[RECORDS TO PROCESS Boundary: Start]
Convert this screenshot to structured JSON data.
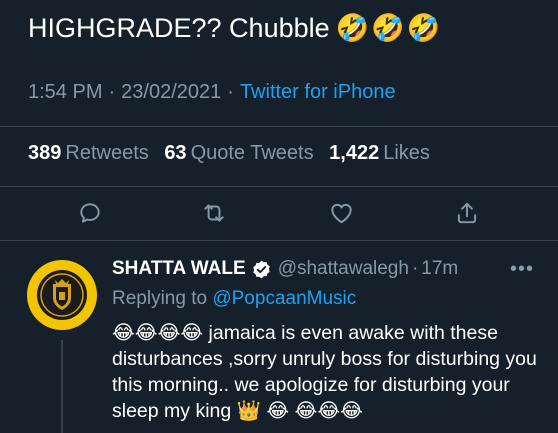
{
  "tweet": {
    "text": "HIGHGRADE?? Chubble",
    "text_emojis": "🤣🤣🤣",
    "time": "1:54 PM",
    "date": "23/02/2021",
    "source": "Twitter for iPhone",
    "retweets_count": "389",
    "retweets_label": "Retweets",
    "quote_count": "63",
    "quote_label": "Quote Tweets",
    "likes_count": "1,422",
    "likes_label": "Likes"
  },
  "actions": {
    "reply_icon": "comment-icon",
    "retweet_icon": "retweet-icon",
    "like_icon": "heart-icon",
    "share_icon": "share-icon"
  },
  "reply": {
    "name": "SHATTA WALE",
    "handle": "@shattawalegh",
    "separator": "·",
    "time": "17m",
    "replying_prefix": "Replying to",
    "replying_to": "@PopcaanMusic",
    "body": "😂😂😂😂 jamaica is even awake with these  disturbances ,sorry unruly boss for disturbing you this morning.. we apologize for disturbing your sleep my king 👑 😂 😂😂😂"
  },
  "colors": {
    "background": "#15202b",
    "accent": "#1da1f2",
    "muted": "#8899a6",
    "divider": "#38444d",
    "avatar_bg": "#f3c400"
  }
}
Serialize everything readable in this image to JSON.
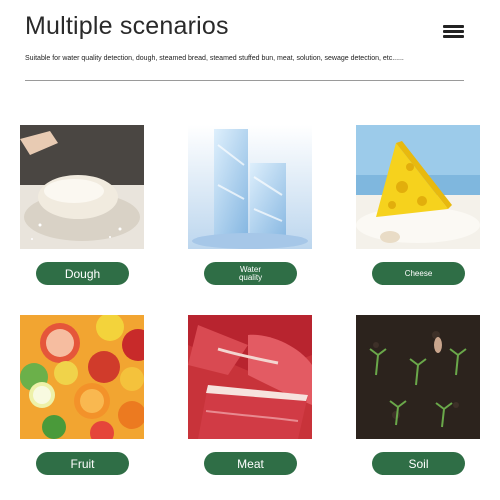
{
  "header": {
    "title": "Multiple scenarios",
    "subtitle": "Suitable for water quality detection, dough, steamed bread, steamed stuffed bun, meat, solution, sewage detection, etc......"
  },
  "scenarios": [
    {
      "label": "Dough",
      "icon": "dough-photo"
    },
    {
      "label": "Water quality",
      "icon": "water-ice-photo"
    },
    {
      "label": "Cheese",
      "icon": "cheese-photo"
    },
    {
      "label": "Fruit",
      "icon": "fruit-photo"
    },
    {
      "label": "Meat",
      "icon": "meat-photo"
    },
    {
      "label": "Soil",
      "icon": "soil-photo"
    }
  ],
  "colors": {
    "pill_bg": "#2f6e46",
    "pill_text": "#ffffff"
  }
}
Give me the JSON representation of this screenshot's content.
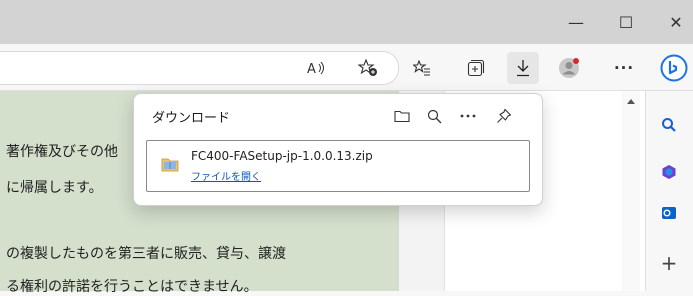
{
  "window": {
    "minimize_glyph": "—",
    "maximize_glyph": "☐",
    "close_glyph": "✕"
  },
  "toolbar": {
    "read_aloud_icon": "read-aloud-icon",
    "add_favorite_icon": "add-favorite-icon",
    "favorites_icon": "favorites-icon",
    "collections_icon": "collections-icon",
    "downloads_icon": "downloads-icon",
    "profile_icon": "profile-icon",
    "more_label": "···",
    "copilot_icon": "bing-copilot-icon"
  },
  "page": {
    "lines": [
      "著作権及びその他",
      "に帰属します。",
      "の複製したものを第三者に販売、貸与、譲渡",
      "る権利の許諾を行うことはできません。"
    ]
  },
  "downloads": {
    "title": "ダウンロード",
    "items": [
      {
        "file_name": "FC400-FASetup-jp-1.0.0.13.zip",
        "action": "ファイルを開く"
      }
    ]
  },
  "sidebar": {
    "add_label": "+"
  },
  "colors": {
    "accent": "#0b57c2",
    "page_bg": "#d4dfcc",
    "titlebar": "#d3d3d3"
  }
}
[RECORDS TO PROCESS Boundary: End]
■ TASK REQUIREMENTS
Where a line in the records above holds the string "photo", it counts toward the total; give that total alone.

■ SOLUTION
6